“The wonderful Kid Pan Alley Program ignites children’s creativity at a level that encourages them to use skills, talents and imagination in a new dimension – in other words, awesome!” – Brenda Phillips, Principal, Cary Elementary, Richmond, VA

“The confidence levels just soared as they realized that they really could create something meaningful themselves.”- Ramona Kahle, Woolwine Elementary School, Woolwine, VA

“Thank you for the remarkable work you did putting together the whole Kid Pan Alley effort in Albemarle. My daughters both performed last Saturday at The Paramount and it was a thrilling, confidence building, memorable evening for them. Especially for my special needs child, who has a hard time with crowds, this was a barrier breaking evening for her.”- Cale Elementary School Parent, Charlottesville, VA

“Ever since I worked with Kid Pan Alley, I learned that things can be difficult, but to keep on going to new doors or levels, get a job and live a wonderful life. Thanks for giving me the courage to keep on going.” – 3rd grade student
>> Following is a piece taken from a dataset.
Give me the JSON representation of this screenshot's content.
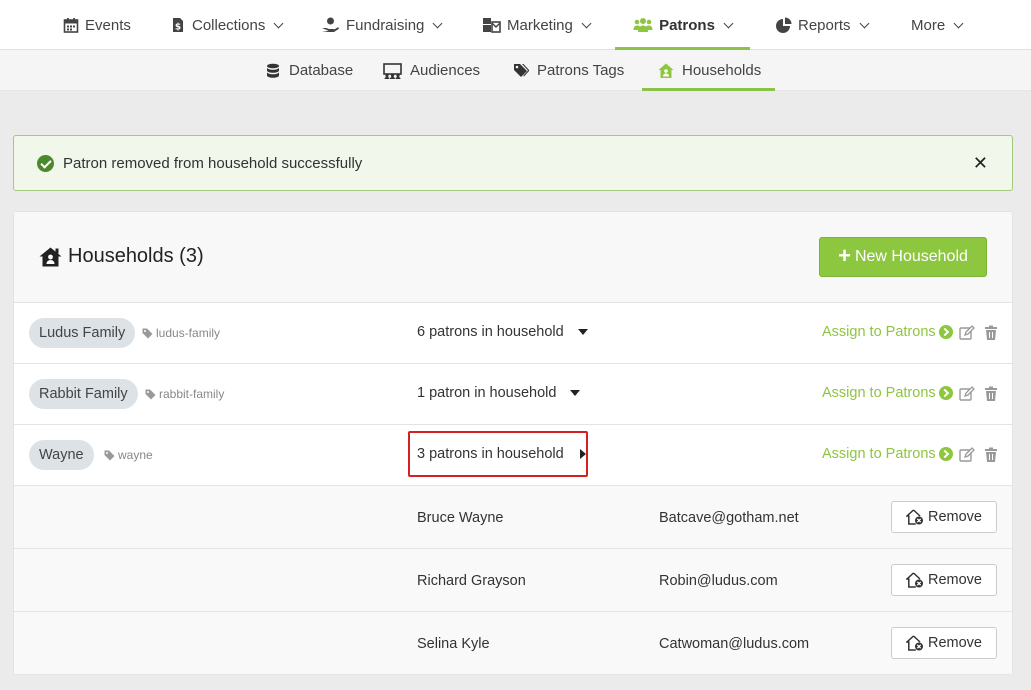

“When I first thought of Kid Pan Alley, I didn’t even want to participate, but as I started thinking about it, I thought I would be interested in songwriting. So in the future, I am going to continue to try and be a music teacher….Thank you. I enjoyed you making a difference in my life.” – 5th Grade Students, Forestdale Elementary School, Fairfax County, VA

“I have had the privilege of seeing Kid Pan Alley (KPA) grow from an initial experiment with elementary school students here in Rappahannock County into a national program that has been a gift to thousands of students across the country. Watching Paul work with a group of young people is a delight: the students are thoroughly engaged as they draw on their own life experiences and their own sense of humor to create both lyrics and melody. Singing their own creations along with first class musicians at the community concert which is the end of every KPA residency is a thrill for the students and an equally wonderful evening for the community, not only sharing some great music but also celebrating the creative capacity of the young people involved.” – Sallie Morgan, Director, Community Support Rappahannock Rapidan Community Services Board and Area Agency on Aging